them. The bad news is that Senator Lieberman has chosen to fish in some very
Here is a
question for reporters. Unless I'm missing something, I have not seen any
big "Jews for Lieberman" campaign out there. Is Lieberman taking the Jewish
vote for granted, or is the opposite the case? It's something that I would
like to know about.
On the obverse
side of the coin, does George Bush feel aware of Jewish voters? And to what
I am not going
to talk about the issues on the Israel agenda. But, Christian
fundamentalists’ support for Israel illustrates a larger issue of
The last time I
participated in a discussion here at the Greenberg Center, I gave the
following definition of interreligious relationships: Interreligious
relationships are an unnatural act engaged in by partially-consenting adults
following an open prayer. The issue has been dramatically illustrated during

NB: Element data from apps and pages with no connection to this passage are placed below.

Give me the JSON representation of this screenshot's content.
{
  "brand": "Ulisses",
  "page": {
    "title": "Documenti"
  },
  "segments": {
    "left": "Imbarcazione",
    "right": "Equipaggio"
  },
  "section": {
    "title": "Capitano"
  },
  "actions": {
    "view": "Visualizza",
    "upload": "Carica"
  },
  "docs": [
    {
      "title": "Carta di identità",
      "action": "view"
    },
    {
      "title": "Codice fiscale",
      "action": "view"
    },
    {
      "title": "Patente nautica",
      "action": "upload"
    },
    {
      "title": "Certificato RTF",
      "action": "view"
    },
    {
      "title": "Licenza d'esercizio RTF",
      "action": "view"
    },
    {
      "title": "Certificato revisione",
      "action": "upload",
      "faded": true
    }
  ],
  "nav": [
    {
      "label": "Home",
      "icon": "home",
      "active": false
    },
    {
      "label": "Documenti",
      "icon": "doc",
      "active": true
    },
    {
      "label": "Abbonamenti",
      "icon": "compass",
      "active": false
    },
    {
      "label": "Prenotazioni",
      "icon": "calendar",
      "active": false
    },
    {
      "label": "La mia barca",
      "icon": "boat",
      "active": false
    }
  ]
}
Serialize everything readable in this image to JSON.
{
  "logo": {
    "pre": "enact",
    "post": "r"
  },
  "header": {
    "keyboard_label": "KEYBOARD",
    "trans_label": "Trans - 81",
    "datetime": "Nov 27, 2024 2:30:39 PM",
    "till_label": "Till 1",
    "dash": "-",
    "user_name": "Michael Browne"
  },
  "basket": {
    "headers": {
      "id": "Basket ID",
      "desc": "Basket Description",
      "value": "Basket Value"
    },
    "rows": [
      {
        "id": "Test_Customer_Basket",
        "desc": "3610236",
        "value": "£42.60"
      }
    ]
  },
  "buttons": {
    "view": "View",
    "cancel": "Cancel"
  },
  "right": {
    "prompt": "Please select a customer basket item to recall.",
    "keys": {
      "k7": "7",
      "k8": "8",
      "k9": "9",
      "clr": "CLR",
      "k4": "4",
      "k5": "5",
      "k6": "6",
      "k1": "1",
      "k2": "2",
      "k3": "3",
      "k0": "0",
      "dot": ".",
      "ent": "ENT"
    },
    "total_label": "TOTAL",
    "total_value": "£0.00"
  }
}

the past few months by the support of Israel by Christian Fundamentalists.
In its barest
form, the question is: Ought American Jews make common cause with
Fundamentalist Protestants around their support for Israel, even as (A) such
support is based on highly dubious and perhaps unfriendly theological
grounds from a Jewish perspective and (B) Jews part company radically with
Fundamentalists on virtually every other issue on the public affairs agenda.
This question is
illustrative of a larger matter—in this case, the progress that has been
made in interreligious relationships over the past four decades. Take the
difference between Fundamentalist-Jewish and Catholic-Jewish relations.
Catholics have traveled many miles down many roads in the years since
Vatican II. Whatever the fault-lines in the relationship, those fault lines
are not deep fissures. There is a formal acceptance on the part of the
Catholic Church of the legitimacy of Jews as a discrete faith community.
protestations to the contrary, there is no clarity or assurance that such is
the case with respect to many of the fundamentalist communities, for whom
conversion of Jews remains at the forefront of the agenda.
In terms of advocacy,
there is a lot of grass-roots advocacy on every issue, at every level in the
Jewish community. The structure of the Jewish community is informed by
American pluralism and federalism, and there are many different voices. This
is the strength of the community, but a problem for journalists. There is no
central hierarchical structure like the United States Conference of Catholic
Some groups are
shooting for that level of influence—arrogating to themselves powers that
their founders never intended. We all go to the Presidents Conference for
quotes and sound bites. But the mandate of the Presidents Conference is to
carry the message of the American Jewish community on Israel to the
administration, period. It's not a policy-making body. However, in recent
years the Presidents Conference, under very aggressive leadership, has begun
to represent itself as coordinator of policy and the official voice of
America's Jews, which it is not. [Part of the problem, in terms of
presenting the story, is that journalists traditionally go to a couple of
people they love and who have traditionally represented, with some
exceptions, more hard line positions, and more nuanced views simply don't
American Jews are a
product of and vehicle for pluralism. Conventional wisdom has it that the
community is disorganized, with multiple organizations expressing themselves
raucously in a cacophonous cluster of voices. The American Jewish polity
speaks with many voices. The Jewish community is not in a danger of being
organized. Most Jews in America do not concede to any one organization the
right to express their views. They'll look to any number of organizations.
I keep in my Rolodex
three or four legal directors of the national Jewish organizations and the
telephone number of the associate director of the Jewish Council for Public
Affairs. Personally I get more knowledge from these guys.